:: DATASET ENTRIES
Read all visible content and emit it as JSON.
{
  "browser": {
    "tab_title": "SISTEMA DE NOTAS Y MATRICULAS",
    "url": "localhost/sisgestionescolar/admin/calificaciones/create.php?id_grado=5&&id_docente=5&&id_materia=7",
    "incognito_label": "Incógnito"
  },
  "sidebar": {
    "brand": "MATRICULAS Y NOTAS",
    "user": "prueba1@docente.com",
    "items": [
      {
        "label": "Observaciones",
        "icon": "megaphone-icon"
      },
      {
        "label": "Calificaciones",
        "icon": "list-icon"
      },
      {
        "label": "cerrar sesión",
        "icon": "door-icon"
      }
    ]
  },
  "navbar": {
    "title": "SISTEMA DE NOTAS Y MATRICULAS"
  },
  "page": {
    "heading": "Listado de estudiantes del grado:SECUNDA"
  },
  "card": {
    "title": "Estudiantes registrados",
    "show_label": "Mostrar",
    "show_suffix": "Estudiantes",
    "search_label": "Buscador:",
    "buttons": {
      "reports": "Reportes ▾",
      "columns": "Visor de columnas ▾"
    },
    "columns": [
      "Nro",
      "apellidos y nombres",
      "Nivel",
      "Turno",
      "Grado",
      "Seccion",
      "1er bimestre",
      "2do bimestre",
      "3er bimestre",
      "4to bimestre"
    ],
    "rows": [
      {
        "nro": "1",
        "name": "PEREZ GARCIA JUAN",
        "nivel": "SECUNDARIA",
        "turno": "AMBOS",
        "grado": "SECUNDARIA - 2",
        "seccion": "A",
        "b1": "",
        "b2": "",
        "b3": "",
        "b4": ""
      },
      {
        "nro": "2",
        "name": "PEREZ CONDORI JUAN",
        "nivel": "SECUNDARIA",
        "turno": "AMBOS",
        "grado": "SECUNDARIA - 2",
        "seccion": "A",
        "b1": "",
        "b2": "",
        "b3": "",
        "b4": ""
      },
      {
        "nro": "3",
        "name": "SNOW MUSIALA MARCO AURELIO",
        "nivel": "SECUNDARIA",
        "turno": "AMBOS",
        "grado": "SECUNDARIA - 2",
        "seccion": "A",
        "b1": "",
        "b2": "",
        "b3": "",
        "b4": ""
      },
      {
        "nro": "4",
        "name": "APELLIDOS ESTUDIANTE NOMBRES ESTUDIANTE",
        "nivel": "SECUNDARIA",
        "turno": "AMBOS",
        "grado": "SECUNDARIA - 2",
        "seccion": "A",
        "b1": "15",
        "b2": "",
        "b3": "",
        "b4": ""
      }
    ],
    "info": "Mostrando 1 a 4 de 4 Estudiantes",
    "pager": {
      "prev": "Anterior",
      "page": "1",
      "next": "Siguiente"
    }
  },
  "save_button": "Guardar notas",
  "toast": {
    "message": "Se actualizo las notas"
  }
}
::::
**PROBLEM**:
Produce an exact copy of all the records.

**YOUR RESPONSE**:
Read all visible content and emit it as JSON.
{
  "browser": {
    "tab_title": "SISTEMA DE NOTAS Y MATRICULAS",
    "url": "localhost/sisgestionescolar/admin/calificaciones/create.php?id_grado=5&&id_docente=5&&id_materia=7",
    "incognito_label": "Incógnito"
  },
  "sidebar": {
    "brand": "MATRICULAS Y NOTAS",
    "user": "prueba1@docente.com",
    "items": [
      {
        "label": "Observaciones",
        "icon": "megaphone-icon"
      },
      {
        "label": "Calificaciones",
        "icon": "list-icon"
      },
      {
        "label": "cerrar sesión",
        "icon": "door-icon"
      }
    ]
  },
  "navbar": {
    "title": "SISTEMA DE NOTAS Y MATRICULAS"
  },
  "page": {
    "heading": "Listado de estudiantes del grado:SECUNDA"
  },
  "card": {
    "title": "Estudiantes registrados",
    "show_label": "Mostrar",
    "show_suffix": "Estudiantes",
    "search_label": "Buscador:",
    "buttons": {
      "reports": "Reportes ▾",
      "columns": "Visor de columnas ▾"
    },
    "columns": [
      "Nro",
      "apellidos y nombres",
      "Nivel",
      "Turno",
      "Grado",
      "Seccion",
      "1er bimestre",
      "2do bimestre",
      "3er bimestre",
      "4to bimestre"
    ],
    "rows": [
      {
        "nro": "1",
        "name": "PEREZ GARCIA JUAN",
        "nivel": "SECUNDARIA",
        "turno": "AMBOS",
        "grado": "SECUNDARIA - 2",
        "seccion": "A",
        "b1": "",
        "b2": "",
        "b3": "",
        "b4": ""
      },
      {
        "nro": "2",
        "name": "PEREZ CONDORI JUAN",
        "nivel": "SECUNDARIA",
        "turno": "AMBOS",
        "grado": "SECUNDARIA - 2",
        "seccion": "A",
        "b1": "",
        "b2": "",
        "b3": "",
        "b4": ""
      },
      {
        "nro": "3",
        "name": "SNOW MUSIALA MARCO AURELIO",
        "nivel": "SECUNDARIA",
        "turno": "AMBOS",
        "grado": "SECUNDARIA - 2",
        "seccion": "A",
        "b1": "",
        "b2": "",
        "b3": "",
        "b4": ""
      },
      {
        "nro": "4",
        "name": "APELLIDOS ESTUDIANTE NOMBRES ESTUDIANTE",
        "nivel": "SECUNDARIA",
        "turno": "AMBOS",
        "grado": "SECUNDARIA - 2",
        "seccion": "A",
        "b1": "15",
        "b2": "",
        "b3": "",
        "b4": ""
      }
    ],
    "info": "Mostrando 1 a 4 de 4 Estudiantes",
    "pager": {
      "prev": "Anterior",
      "page": "1",
      "next": "Siguiente"
    }
  },
  "save_button": "Guardar notas",
  "toast": {
    "message": "Se actualizo las notas"
  }
}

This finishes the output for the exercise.